Action item:
Go through the data below and return each line where the string "Preparing" occurs.

Listed records:

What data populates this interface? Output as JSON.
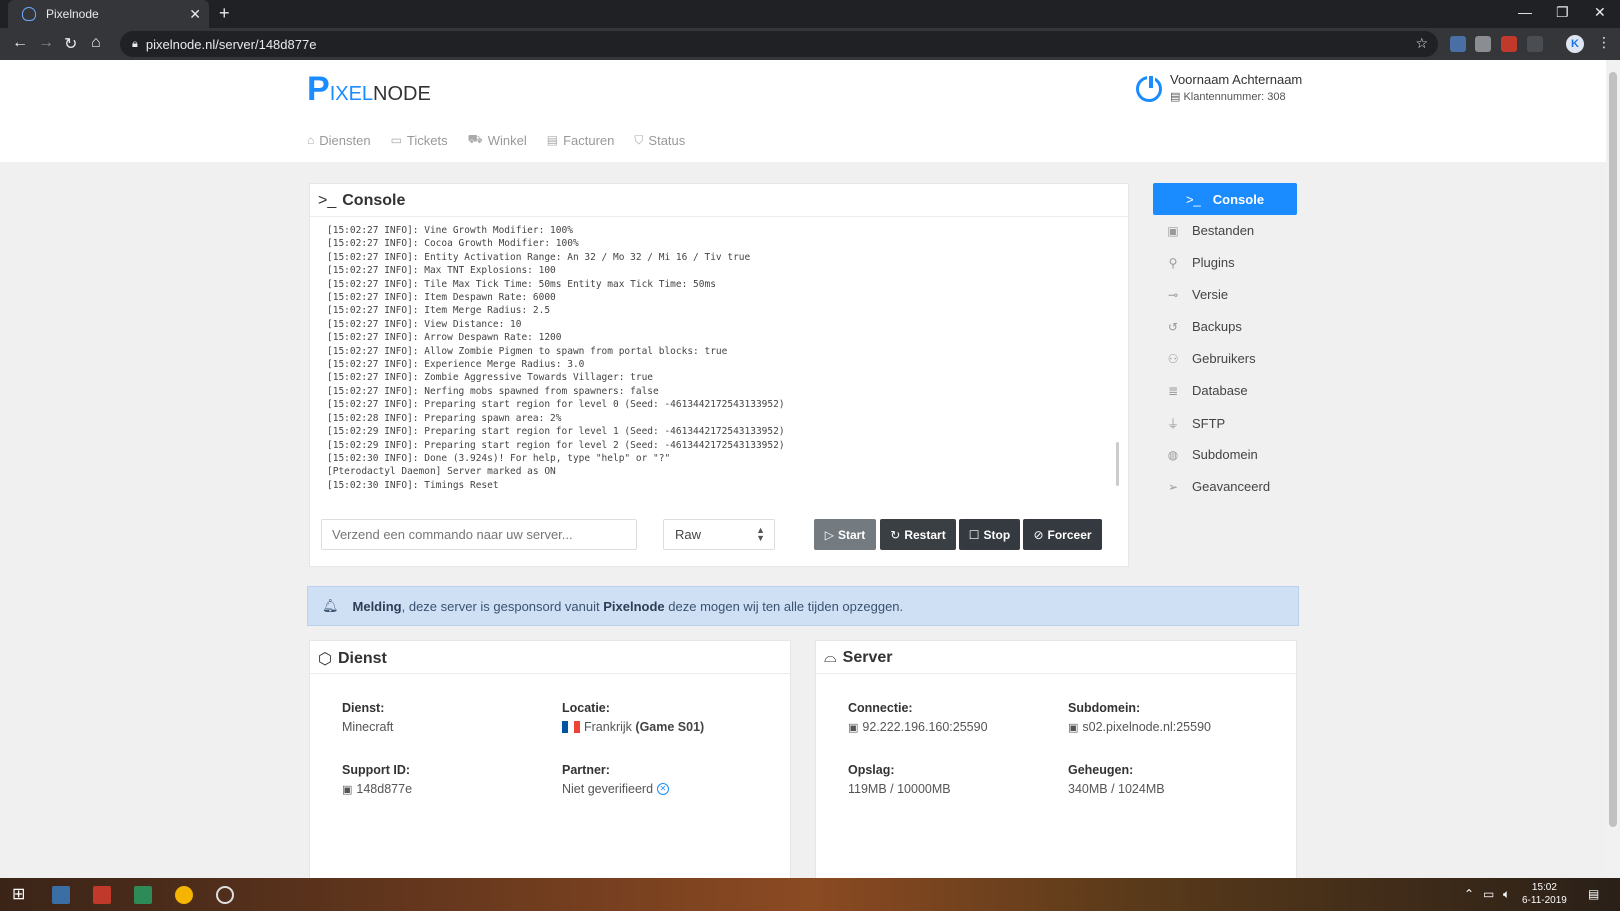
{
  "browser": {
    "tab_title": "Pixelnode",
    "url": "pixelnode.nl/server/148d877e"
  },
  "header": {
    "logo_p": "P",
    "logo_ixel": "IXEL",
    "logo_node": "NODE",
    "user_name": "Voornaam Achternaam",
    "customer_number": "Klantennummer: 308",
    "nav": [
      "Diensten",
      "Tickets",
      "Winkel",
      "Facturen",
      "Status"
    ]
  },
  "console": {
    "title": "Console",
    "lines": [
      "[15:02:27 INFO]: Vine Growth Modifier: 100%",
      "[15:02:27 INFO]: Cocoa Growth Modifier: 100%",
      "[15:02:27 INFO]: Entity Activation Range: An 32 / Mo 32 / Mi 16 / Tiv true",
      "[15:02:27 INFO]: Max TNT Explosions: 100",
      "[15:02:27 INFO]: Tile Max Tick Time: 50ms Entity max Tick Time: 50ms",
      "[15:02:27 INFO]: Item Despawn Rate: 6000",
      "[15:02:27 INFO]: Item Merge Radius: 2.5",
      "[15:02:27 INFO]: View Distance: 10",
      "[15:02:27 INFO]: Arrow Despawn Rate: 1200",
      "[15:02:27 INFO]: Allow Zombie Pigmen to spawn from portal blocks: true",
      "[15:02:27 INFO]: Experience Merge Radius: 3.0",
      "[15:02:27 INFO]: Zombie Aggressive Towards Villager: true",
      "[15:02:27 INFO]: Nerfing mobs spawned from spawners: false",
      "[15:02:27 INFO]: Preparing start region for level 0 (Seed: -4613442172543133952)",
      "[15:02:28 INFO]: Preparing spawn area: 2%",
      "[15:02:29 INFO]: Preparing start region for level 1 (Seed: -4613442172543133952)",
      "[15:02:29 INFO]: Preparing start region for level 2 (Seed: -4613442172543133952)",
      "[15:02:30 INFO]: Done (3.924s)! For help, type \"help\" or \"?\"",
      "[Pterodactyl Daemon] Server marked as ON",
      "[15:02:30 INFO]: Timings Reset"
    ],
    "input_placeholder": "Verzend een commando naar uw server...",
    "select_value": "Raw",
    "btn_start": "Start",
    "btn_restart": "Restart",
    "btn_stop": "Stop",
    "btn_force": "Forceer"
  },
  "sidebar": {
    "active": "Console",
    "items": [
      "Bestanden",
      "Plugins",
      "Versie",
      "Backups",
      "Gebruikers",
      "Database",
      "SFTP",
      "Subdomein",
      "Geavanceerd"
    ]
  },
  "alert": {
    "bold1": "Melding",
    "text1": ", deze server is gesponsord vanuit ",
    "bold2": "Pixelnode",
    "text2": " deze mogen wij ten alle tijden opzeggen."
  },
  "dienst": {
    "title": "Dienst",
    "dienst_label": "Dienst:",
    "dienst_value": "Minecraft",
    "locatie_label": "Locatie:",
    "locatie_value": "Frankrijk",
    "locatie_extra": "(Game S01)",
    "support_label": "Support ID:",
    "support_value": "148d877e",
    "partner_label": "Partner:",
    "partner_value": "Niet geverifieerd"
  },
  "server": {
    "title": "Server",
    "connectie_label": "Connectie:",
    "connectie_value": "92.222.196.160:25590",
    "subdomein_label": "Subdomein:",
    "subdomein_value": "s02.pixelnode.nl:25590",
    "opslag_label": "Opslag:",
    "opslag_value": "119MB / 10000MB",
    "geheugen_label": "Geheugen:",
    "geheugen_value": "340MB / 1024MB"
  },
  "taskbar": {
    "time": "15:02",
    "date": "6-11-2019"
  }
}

Answer box:
      "[15:02:27 INFO]: Preparing start region for level 0 (Seed: -4613442172543133952)",
      "[15:02:28 INFO]: Preparing spawn area: 2%",
      "[15:02:29 INFO]: Preparing start region for level 1 (Seed: -4613442172543133952)",
      "[15:02:29 INFO]: Preparing start region for level 2 (Seed: -4613442172543133952)",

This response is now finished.